This, the constant risk of verbal judgment or attack, is why many become too shy, tired, over it, or embarrassed to bring a tangible form of Old Glory along for the ride.

At our hostel, everyone had their national pride on display somewhere. Aussie boxers, a South African flag hung above a bed, a Kiwi beach towel. At one point the few Americans congregated and realized we didn’t have much in the way of insignia.

We admitted we don’t usually bring Old Glory with us. And, looking around, we realized what we might be missing out on.

Reclaiming the Flag

The way I see it, travelers are citizens of the world – we shouldn’t bear the burdens of our government everywhere we go, especially if we travel to escape or to forget a stigma we did not choose for ourselves.

At the same time, if we are open-minded, considerate, adventurous, and passionate, isn’t it more important to carry the flag with us? After all, how else are we to change people’s opinions about our country; if we let the intolerant and the corrupt carry the flag alone?

Sam, Tom, and Benji would be ashamed of those of us who play pretend when we don’t have to. Representing the U.S. in a positive light should be a welcomed civic duty.

Every traveler has the right to decide whether they want to blend in or say it loud and proud. Both choices come with a sacrifice. Bringing Old Glory with you when you travel can highly influence how you’re treated.

Yet whether you choose to put it on your keychain, your hat, or nowhere at all, you can’t change where you come from. You can only change whether or not you have a positive attitude about it – quietly or otherwise.

If we’re brave enough pack our national identity with us, we can start to change people’s discriminatory attitudes by setting a positive example.
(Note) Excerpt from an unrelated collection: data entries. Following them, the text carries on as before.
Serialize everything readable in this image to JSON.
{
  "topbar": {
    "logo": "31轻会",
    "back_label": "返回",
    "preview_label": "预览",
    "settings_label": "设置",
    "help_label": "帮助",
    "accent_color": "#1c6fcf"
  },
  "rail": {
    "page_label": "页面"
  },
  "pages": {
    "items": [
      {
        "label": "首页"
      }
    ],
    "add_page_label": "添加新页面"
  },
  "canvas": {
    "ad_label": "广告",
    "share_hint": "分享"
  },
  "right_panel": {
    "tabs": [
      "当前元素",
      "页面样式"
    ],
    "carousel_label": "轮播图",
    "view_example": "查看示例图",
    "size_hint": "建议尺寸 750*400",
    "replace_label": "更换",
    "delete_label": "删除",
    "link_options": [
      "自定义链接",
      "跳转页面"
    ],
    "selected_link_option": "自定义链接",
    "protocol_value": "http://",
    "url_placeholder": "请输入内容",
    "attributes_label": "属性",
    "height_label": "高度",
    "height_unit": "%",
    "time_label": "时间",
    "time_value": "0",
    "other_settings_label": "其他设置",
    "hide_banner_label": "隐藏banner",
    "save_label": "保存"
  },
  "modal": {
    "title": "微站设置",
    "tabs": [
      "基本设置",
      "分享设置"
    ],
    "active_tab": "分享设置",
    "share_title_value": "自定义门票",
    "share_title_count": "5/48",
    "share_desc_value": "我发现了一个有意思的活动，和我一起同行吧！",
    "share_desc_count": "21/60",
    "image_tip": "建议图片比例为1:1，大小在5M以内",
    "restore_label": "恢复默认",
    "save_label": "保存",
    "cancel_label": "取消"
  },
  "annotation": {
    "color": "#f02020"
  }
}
Rescuing our most meaningful and remarkable icon… Benji Franklin would be proud.